The exemption enrollment period closes on June 30 to be exempt from the upcoming property tax year. Property owners who miss the deadline must wait for the next year.
The exemption allows the district to remove the parcel tax charge from a qualifying senior household's property tax bill. Currently, the charge is around $55 for a single family home and $23 for a townhouse or condo. Seniors 65 years and older can apply for the exemption if they live in their own home as their primary residence. However, mobile homes in park or homes that are in an irrevocable trust are not eligible for the exemption.
Once a resident has submitted the application, there is no need to re-apply every year.
In the spring, usually by the end of March or early April, the district will send the resident a letter to verify eligibility. Once the resident has returned the verification form for ongoing eligibility, the water district will remove the resident's property from the property tax roll for the Safe, Clean, Water charge for the next property tax year.
ASIAN-PACIFIC AMERICAN HERITAGE MONTH
May is Asian and Pacific Islander American Heritage Month, honoring the accomplishments countless Asian and Pacific Islanders have made to our state and country. About six million Asians and more than 300,000 Native Hawaiians and other Pacific Islanders call California home.

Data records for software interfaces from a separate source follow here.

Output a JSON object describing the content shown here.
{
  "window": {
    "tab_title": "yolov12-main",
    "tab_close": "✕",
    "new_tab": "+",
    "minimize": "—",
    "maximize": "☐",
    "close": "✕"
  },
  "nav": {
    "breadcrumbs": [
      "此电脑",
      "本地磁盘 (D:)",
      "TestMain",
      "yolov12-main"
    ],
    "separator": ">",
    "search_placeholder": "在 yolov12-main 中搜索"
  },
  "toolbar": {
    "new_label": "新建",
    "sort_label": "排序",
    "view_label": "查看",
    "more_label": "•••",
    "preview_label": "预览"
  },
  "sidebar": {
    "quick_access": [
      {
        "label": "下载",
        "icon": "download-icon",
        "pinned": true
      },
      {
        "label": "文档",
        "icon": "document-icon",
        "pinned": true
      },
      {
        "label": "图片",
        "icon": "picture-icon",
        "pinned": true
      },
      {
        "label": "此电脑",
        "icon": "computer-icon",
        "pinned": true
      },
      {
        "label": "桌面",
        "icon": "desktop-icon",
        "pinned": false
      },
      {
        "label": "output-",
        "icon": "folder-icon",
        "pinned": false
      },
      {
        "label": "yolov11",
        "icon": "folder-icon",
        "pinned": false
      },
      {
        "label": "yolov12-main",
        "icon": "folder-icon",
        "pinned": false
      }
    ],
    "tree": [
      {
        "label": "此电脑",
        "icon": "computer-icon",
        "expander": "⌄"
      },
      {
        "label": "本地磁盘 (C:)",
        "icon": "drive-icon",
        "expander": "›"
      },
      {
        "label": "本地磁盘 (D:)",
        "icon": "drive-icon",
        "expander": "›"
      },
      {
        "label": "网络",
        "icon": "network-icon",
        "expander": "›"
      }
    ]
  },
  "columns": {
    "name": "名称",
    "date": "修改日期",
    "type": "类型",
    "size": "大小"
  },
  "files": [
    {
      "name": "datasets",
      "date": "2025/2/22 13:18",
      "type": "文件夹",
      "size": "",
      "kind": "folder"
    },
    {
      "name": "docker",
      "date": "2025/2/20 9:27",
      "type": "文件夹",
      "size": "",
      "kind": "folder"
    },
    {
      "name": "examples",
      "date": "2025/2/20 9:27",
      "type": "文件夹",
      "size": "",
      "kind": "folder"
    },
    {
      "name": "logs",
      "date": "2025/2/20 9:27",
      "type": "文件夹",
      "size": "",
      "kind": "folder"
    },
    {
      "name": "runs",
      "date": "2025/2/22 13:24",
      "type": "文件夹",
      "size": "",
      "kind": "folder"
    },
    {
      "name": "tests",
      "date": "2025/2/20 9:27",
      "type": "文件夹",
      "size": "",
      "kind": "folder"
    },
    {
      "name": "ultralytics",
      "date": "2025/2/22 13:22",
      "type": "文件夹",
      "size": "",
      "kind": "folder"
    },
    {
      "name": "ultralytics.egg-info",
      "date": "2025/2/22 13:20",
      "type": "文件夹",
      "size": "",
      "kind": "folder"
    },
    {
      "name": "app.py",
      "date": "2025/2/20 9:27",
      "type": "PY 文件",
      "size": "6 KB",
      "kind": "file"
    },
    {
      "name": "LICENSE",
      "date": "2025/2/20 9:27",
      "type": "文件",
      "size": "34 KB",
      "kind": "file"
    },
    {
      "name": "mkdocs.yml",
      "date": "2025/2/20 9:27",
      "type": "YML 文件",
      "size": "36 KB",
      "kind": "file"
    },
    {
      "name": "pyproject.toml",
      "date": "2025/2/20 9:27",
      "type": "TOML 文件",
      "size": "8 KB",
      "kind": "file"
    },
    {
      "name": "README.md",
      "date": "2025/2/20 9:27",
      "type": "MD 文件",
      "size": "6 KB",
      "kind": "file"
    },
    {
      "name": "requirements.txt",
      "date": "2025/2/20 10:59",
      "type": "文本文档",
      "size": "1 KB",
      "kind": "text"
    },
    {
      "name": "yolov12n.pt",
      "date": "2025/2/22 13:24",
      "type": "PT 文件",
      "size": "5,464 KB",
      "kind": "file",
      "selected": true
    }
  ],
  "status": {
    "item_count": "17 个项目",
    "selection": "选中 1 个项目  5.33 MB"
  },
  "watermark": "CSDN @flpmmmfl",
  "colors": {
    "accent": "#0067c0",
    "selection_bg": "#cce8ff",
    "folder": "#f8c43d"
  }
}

On a related note, I have introduced Senate Resolution 46 to correct an injustice, based on racial prejudice, against Hong Yen Chang, a 19th century Chinese immigrant -- educated at Yale and the Columbia Law School -- who was denied the opportunity to become an attorney in California solely because of his ethnicity.
The Asian-Pacific American Law Students Association at UC Davis are leading a campaign to have the State Bar of California grant a posthumous law license to Chang. If passed, SR 46 would bolster the students' efforts to obtain justice for Chang.
Sens. Ted Lieu, D-Torrance, and Carol Liu, D-La Canada Flintridge have joined me as co-authors of the resolution.